  • In March, we previewed something truly innovative coming to Farmers Branch—a futuristic, glow-in-the-dark attraction the city says will be "the crown jewel of playgrounds." Well, don't tell the kids yet, but you can pencil in a date for an amazing evening experience: Joya at Oran Good Park is slated to open this fall. Take a sneak peek at its light-up delights here.

  • More than 20 teams of high school students from across the U.S. designed, engineered, and built their own solar-powered cars. On Sunday, they'll put them to the test on an eight-day journey from the Texas Motor Speedway to Palmdale, California. The event marks the 30th year of the challenge, hosted by the Plano-based Solar Car Challenge Foundation.

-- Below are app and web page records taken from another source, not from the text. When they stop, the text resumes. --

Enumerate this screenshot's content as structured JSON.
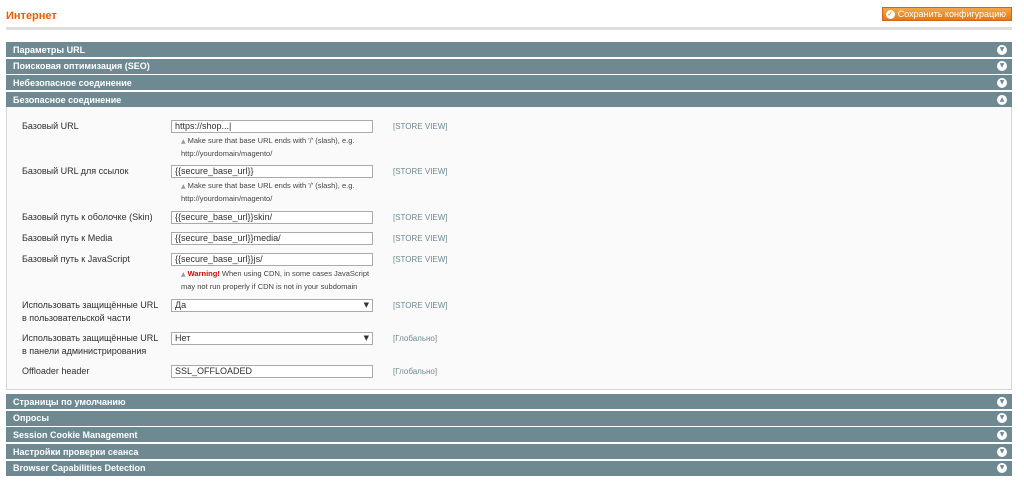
{
  "header": {
    "title": "Интернет",
    "save_label": "Сохранить конфигурацию"
  },
  "sections_top": [
    {
      "label": "Параметры URL"
    },
    {
      "label": "Поисковая оптимизация (SEO)"
    },
    {
      "label": "Небезопасное соединение"
    }
  ],
  "open_section": {
    "label": "Безопасное соединение",
    "fields": [
      {
        "label": "Базовый URL",
        "value": "https://shop...|",
        "scope": "[STORE VIEW]",
        "note_line1": "Make sure that base URL ends with '/' (slash), e.g.",
        "note_line2": "http://yourdomain/magento/"
      },
      {
        "label": "Базовый URL для ссылок",
        "value": "{{secure_base_url}}",
        "scope": "[STORE VIEW]",
        "note_line1": "Make sure that base URL ends with '/' (slash), e.g.",
        "note_line2": "http://yourdomain/magento/"
      },
      {
        "label": "Базовый путь к оболочке (Skin)",
        "value": "{{secure_base_url}}skin/",
        "scope": "[STORE VIEW]"
      },
      {
        "label": "Базовый путь к Media",
        "value": "{{secure_base_url}}media/",
        "scope": "[STORE VIEW]"
      },
      {
        "label": "Базовый путь к JavaScript",
        "value": "{{secure_base_url}}js/",
        "scope": "[STORE VIEW]",
        "warning_label": "Warning!",
        "note_line1": " When using CDN, in some cases JavaScript",
        "note_line2": "may not run properly if CDN is not in your subdomain"
      },
      {
        "label_line1": "Использовать защищённые URL",
        "label_line2": "в пользовательской части",
        "value": "Да",
        "scope": "[STORE VIEW]"
      },
      {
        "label_line1": "Использовать защищённые URL",
        "label_line2": "в панели администрирования",
        "value": "Нет",
        "scope": "[Глобально]"
      },
      {
        "label": "Offloader header",
        "value": "SSL_OFFLOADED",
        "scope": "[Глобально]"
      }
    ]
  },
  "sections_bottom": [
    {
      "label": "Страницы по умолчанию"
    },
    {
      "label": "Опросы"
    },
    {
      "label": "Session Cookie Management"
    },
    {
      "label": "Настройки проверки сеанса"
    },
    {
      "label": "Browser Capabilities Detection"
    }
  ],
  "icons": {
    "collapsed": "chevron-down-icon",
    "expanded": "chevron-up-icon",
    "save": "check-icon",
    "note": "triangle-icon"
  },
  "colors": {
    "accent": "#eb5e00",
    "section_header": "#6f8992",
    "button": "#e47a10",
    "warning": "#d40707"
  }
}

  • Hoymiles Power Electronics, a leading global "smart solar" supplier based in China, has announced the opening of its first U.S. subsidiary in Plano, north of Dallas. Founded in 2012, the company says it empowers homeowners and professionals in more than 110 countries and regions to join the journey to what it calls "open energy for all."

  • Farmers Branch has officially launched a four-day work for city employees. The move followed earlier approval by the city council, and a few months of schedule-testing by various city departments.

  • The Mesquite plant, to be located in a 91-acre industrial park at 3000 Skyline Drive, will be Canadian Solar's first U.S. manufacturing facility, adding to its other plants in Canada, China, Brazil, Thailand, and Vietnam. The project is expected to bring 1,500 jobs to the city, the company said.